Task directions: What lines in the records below include the word "Delay"? Return each one.

"""

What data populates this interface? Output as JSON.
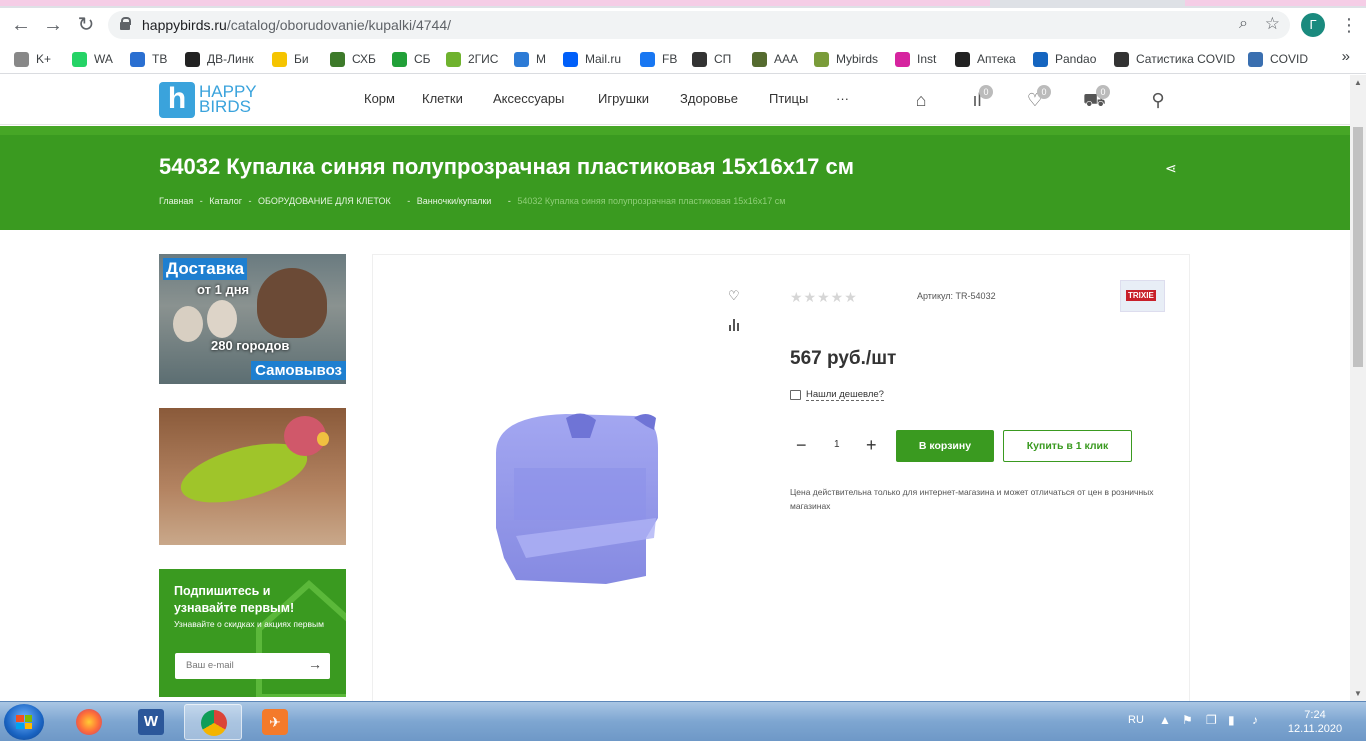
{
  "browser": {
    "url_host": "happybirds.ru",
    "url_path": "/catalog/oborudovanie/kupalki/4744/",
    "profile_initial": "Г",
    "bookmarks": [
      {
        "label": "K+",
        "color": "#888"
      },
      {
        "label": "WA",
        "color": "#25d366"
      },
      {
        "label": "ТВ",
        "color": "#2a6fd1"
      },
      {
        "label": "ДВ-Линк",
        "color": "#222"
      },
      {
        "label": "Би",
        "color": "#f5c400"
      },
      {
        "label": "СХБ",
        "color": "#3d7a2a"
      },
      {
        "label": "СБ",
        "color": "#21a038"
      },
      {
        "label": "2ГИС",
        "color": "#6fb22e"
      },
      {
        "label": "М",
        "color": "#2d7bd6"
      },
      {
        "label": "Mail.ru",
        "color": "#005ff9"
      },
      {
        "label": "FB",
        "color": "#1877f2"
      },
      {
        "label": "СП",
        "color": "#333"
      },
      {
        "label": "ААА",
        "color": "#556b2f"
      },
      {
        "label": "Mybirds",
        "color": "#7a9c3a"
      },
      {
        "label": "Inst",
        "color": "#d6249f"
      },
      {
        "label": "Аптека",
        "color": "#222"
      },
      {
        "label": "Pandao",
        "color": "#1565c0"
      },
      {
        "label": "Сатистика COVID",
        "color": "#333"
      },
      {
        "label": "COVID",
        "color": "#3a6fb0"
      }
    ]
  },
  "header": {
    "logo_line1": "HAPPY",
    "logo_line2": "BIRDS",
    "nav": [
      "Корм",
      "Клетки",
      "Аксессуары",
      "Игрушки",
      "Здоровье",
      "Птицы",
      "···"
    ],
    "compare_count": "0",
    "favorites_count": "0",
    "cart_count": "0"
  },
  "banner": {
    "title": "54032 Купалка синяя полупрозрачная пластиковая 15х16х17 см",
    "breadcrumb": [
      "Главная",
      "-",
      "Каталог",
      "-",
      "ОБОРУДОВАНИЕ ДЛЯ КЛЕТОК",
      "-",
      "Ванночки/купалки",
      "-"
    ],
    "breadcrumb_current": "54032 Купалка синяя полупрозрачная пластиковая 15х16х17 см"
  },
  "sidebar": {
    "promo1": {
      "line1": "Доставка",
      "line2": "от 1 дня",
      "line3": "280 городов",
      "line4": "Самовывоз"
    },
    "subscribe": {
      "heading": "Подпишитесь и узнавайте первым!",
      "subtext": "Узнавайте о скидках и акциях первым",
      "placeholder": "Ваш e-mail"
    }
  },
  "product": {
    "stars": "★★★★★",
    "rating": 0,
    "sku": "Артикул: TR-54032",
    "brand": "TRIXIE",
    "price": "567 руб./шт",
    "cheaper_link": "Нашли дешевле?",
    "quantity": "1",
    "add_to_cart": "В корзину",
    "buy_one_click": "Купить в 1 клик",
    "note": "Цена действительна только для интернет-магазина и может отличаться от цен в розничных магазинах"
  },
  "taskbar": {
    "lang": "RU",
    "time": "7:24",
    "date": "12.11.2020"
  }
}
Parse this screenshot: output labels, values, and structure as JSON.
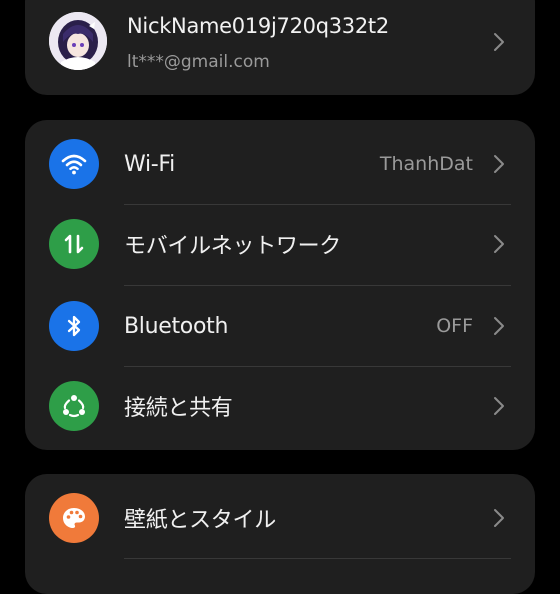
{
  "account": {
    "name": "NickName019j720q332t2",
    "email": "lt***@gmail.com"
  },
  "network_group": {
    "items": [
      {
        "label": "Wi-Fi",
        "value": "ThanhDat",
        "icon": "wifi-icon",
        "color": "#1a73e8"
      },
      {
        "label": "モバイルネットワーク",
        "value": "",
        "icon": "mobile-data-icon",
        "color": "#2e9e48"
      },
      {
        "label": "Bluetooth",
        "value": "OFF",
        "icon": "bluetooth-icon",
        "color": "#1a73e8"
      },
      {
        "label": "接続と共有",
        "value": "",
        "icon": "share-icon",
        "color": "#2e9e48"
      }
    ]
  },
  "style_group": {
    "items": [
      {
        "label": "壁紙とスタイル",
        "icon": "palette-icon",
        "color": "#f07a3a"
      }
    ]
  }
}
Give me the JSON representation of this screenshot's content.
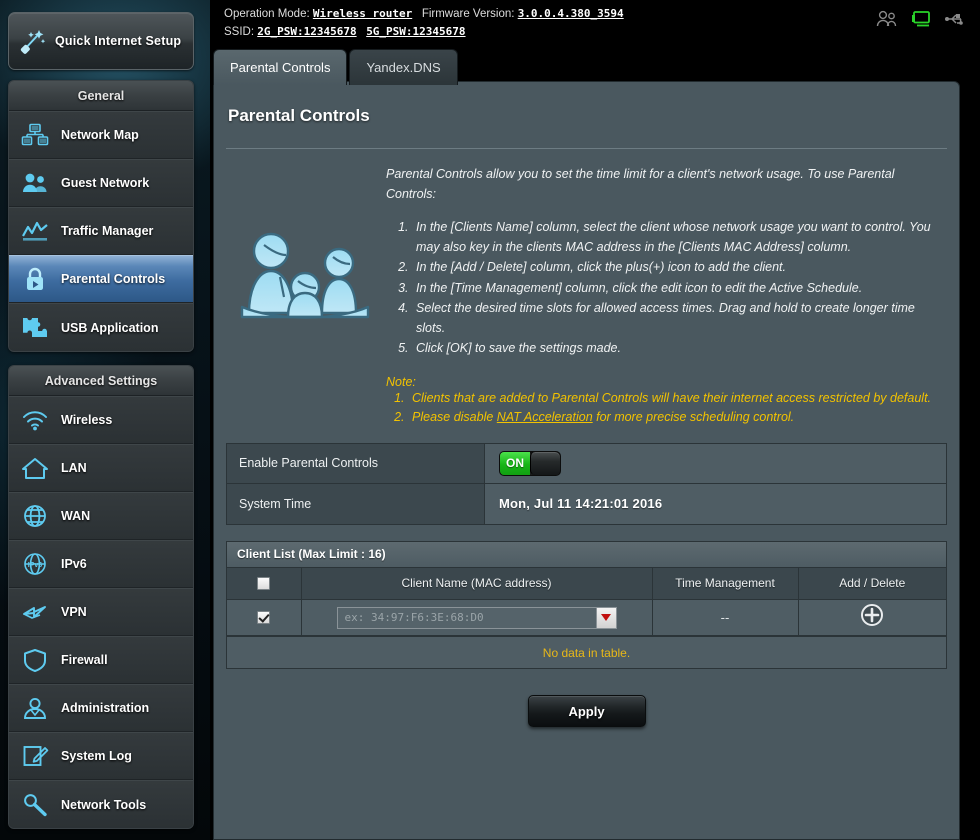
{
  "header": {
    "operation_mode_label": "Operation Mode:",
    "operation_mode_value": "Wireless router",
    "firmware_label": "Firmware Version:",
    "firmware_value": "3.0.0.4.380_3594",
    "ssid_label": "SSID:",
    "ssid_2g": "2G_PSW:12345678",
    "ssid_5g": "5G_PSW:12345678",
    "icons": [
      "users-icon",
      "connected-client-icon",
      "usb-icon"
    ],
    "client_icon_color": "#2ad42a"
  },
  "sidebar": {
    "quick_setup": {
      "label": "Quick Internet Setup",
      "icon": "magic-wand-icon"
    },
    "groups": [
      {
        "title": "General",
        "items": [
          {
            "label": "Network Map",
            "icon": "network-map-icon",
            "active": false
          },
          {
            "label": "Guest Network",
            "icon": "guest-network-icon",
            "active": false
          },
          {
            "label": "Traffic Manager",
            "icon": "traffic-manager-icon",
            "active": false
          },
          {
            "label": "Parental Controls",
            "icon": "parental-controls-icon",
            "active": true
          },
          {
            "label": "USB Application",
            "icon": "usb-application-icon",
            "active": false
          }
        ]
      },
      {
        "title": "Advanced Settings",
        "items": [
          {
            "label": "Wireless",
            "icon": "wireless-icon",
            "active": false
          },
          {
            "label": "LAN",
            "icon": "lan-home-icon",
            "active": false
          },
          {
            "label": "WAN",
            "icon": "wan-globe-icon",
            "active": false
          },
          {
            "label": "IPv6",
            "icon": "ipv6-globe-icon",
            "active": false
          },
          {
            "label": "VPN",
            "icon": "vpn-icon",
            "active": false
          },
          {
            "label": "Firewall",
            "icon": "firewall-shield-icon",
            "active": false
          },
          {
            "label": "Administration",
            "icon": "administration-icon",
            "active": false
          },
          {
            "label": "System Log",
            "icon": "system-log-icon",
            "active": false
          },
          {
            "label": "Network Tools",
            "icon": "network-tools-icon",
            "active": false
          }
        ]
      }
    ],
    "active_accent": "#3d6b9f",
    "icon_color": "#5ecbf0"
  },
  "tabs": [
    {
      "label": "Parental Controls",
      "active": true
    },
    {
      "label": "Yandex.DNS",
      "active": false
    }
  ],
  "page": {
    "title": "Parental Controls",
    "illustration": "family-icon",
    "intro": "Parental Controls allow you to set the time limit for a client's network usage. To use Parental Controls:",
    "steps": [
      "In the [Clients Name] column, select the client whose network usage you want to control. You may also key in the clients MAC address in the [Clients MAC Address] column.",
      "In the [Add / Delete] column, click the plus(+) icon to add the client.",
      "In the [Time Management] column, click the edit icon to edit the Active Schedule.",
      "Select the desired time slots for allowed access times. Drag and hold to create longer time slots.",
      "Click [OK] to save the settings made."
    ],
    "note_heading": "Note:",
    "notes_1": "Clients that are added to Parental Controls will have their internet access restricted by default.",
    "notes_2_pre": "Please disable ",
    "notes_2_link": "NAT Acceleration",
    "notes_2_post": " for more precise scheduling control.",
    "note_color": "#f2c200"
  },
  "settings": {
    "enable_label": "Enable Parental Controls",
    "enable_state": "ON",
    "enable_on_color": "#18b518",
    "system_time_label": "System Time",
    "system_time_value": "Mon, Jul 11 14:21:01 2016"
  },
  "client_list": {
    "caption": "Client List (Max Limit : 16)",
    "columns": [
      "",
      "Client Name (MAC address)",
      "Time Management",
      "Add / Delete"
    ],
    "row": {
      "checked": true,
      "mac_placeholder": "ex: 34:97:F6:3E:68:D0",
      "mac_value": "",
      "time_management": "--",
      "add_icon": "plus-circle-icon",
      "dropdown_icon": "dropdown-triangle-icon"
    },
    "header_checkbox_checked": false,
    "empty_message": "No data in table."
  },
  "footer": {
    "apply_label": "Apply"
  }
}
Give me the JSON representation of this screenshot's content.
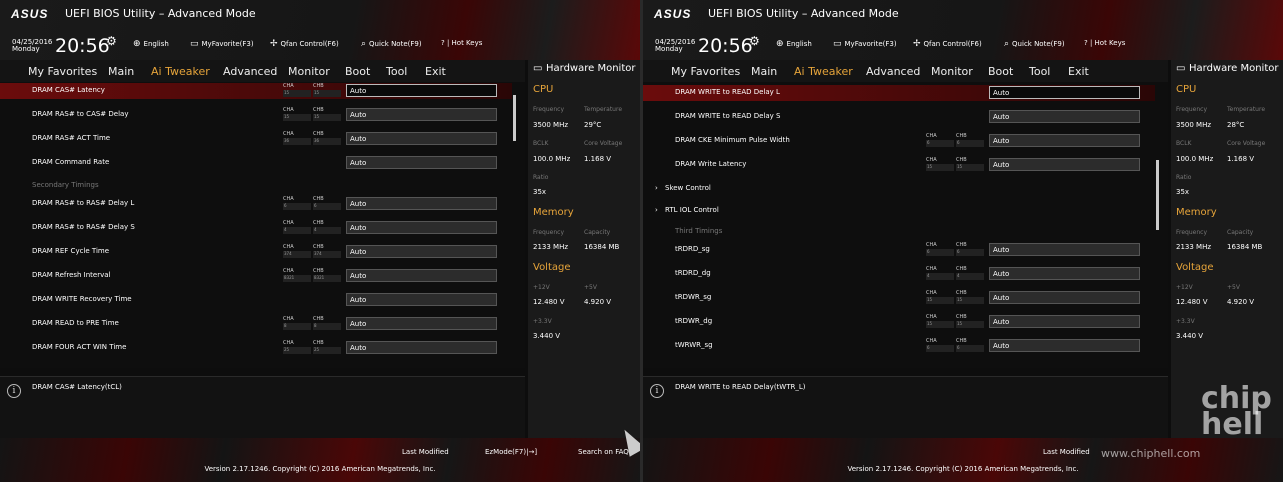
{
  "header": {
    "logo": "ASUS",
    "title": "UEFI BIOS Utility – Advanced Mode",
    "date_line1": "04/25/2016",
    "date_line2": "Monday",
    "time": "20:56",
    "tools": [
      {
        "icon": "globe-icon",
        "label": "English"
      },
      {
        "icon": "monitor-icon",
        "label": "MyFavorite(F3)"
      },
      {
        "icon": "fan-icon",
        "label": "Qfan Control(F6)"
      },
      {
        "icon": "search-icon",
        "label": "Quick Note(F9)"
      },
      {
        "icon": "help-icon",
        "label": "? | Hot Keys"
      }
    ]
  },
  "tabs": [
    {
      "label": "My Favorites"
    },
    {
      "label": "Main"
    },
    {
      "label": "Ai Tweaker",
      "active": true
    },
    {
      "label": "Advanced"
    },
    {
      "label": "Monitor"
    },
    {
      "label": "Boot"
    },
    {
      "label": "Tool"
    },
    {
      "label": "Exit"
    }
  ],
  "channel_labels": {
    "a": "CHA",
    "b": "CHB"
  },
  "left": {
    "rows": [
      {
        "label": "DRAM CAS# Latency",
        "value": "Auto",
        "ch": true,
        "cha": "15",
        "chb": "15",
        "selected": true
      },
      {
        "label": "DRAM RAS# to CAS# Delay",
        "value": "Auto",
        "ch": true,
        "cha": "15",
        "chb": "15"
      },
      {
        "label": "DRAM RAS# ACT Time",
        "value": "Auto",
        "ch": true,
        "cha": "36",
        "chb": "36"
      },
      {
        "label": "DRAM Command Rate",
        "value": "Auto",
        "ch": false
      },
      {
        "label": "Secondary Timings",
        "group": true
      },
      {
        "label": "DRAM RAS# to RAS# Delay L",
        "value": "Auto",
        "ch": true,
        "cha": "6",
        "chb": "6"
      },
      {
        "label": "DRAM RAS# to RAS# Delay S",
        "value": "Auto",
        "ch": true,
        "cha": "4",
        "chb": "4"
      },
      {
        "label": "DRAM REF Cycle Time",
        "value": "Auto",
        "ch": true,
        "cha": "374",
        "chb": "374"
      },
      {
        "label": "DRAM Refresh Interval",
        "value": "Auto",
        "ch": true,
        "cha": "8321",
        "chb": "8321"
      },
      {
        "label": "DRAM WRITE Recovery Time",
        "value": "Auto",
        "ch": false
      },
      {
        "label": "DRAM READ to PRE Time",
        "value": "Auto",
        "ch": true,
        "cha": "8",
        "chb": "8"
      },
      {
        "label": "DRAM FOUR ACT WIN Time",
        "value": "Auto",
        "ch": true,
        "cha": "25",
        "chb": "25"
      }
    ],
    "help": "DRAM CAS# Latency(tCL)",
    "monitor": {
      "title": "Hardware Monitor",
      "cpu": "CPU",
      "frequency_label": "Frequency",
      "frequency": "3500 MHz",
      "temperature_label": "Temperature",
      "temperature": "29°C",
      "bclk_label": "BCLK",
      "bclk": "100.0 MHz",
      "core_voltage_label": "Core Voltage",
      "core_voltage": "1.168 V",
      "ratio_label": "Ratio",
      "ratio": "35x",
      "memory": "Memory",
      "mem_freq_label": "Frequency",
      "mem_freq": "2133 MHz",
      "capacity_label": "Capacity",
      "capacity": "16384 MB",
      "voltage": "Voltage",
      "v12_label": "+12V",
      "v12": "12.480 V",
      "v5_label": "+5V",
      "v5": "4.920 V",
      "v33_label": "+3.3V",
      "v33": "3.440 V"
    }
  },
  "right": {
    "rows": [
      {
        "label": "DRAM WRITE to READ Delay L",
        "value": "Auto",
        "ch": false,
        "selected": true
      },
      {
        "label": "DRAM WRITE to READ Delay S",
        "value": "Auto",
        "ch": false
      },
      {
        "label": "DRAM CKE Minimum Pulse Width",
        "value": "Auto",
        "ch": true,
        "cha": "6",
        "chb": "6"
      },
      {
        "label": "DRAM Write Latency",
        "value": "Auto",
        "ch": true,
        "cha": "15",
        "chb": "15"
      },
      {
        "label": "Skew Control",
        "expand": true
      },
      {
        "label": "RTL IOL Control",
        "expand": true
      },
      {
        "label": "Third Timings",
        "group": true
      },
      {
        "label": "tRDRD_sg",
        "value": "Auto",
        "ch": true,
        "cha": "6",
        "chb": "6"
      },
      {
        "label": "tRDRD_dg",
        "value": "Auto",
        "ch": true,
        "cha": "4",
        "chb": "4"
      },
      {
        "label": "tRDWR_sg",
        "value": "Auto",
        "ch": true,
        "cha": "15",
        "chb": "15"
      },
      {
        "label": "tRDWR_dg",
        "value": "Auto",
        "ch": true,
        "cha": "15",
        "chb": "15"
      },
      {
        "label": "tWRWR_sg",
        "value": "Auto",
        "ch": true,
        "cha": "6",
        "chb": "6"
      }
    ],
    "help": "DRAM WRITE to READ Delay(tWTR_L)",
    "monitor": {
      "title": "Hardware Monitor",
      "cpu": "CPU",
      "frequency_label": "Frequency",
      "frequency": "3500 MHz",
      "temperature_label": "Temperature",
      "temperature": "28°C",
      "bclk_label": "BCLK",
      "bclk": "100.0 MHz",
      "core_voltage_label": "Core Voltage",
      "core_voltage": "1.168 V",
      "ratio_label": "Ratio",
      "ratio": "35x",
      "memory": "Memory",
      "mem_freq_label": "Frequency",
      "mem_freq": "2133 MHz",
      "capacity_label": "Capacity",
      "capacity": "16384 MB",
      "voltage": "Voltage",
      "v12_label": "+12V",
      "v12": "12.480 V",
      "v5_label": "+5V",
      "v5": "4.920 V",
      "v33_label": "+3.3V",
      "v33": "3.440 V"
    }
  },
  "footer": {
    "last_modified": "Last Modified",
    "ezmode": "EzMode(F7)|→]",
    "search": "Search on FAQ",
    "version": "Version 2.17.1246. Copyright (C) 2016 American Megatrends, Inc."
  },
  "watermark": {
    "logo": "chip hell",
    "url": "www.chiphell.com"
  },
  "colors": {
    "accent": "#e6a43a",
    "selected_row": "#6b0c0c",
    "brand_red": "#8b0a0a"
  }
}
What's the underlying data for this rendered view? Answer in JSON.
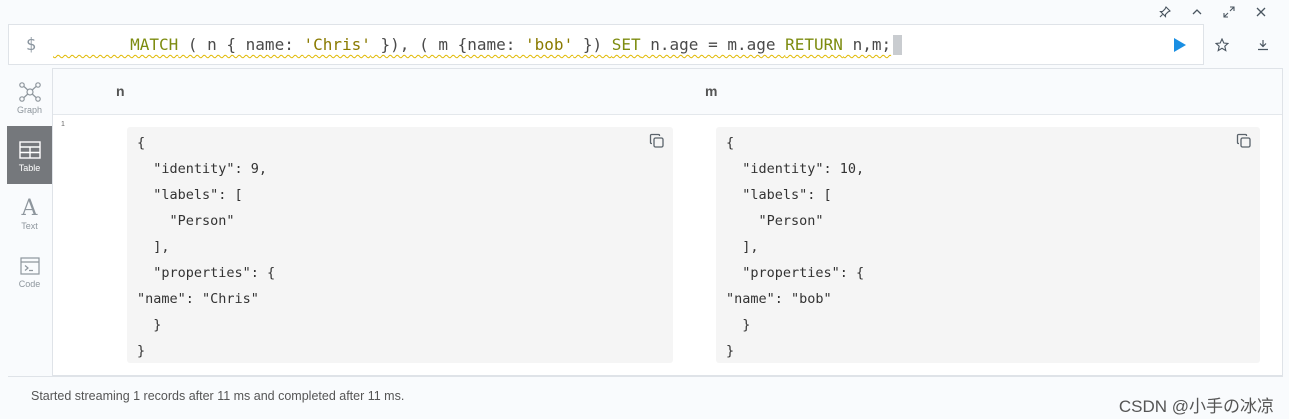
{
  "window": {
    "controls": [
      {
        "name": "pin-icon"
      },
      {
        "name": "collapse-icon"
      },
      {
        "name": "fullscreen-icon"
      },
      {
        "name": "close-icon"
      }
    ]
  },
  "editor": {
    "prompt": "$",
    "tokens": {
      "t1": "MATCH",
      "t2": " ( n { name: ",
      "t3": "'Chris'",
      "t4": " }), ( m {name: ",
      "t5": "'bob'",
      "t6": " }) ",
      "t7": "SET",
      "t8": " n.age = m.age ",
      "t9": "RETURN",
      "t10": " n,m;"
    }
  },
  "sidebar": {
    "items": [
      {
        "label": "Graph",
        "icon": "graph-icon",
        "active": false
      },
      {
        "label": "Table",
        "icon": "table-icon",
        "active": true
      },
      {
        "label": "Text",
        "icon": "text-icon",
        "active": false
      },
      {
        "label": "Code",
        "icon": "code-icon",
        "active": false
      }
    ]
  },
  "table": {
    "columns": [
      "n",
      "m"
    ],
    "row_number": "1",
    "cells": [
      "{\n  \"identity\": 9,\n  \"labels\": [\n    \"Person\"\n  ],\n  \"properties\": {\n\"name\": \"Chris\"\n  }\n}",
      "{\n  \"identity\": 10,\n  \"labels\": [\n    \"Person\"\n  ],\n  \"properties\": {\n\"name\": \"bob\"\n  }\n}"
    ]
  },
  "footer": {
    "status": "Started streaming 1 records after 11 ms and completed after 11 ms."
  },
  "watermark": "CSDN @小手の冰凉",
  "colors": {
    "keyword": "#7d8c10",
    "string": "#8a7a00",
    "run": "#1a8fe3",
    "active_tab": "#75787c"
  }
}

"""

Expected answer:
        "label": "DRAM RAS# to CAS# Delay",
        "label": "DRAM RAS# to RAS# Delay L",
        "label": "DRAM RAS# to RAS# Delay S",
        "label": "DRAM WRITE to READ Delay L",
        "label": "DRAM WRITE to READ Delay S",
    "help": "DRAM WRITE to READ Delay(tWTR_L)",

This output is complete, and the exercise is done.